So both can achieve the frames but it’s important to remember that price differential here. A PS5 with Black Ops Cold War comes to around £520. That’s a little over half the cost of that “competitive” PC on it’s own without the game or any of the extras required. Even if you include the cost of a brand new monitor and headset to play the game with, it is still more affordable than it’s PC counterpart would be. Competitive Call of Duty doesn’t even use Mouse and Keyboard but even if it did, the game supports that on consoles too.
It doesn’t end there though. Many popular Esports titles look to be getting “next-gen” upgrades that’ll make high-level competitive play on the consoles more viable going forward.

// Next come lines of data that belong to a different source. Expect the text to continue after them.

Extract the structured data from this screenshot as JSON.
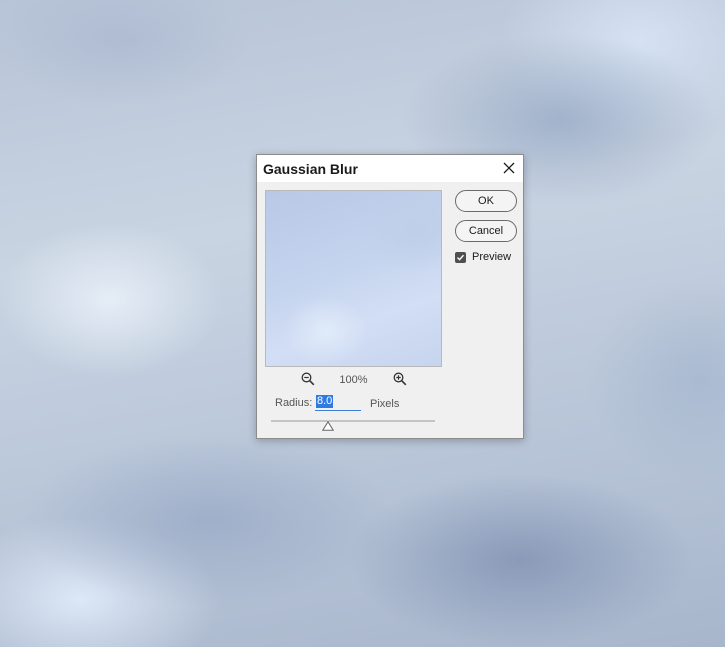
{
  "dialog": {
    "title": "Gaussian Blur",
    "close_icon": "close-icon",
    "buttons": {
      "ok_label": "OK",
      "cancel_label": "Cancel"
    },
    "preview_checkbox": {
      "label": "Preview",
      "checked": true
    },
    "zoom": {
      "level": "100%",
      "zoom_out_icon": "zoom-out-icon",
      "zoom_in_icon": "zoom-in-icon"
    },
    "radius": {
      "label": "Radius:",
      "value": "8.0",
      "unit": "Pixels",
      "slider_level_fraction": 0.35
    }
  },
  "colors": {
    "dialog_bg": "#f0f0f0",
    "selection_highlight": "#2f7ae5",
    "input_underline": "#3c7fd9"
  }
}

Fortnite already has a 4k 60fps mode available on the new consoles (1080p 60fps on the Series S). Rocket League announced in a blog post that it is set to get a next-gen upgrade for the Series X adding “Quality” and “Performance” options that’ll allow the game to run at 4K 60fps or sub 4K and 120fps respectively (No similar update for PS5 as of writing) and Rainbow Six Siege is set to get a similar upgrade for both systems.
Combine those with keyboard and mouse support slowly becoming a frequent occurrence on the new machines and well, we may start to see the Esports world begin to change and open up to more platforms in general. Cheaper events and tournaments in a post-pandemic world. Bright-eyed young gaming talents able to break onto the scene without breaking into a bank to finance it first. These new consoles could very well be the Esports Renaissance if used properly.
I do love my PC and spend a lot of time gaming on it but as the technical gap shrinks with each generation, the cost gap gets larger and even I, a person who has been PC gaming for the better part of a decade to some extent, am finding hard to justify spending so much to “keep up” when it’s really not that necessary anymore.
Now if only there were enough PS5’s and Series X’s in stock…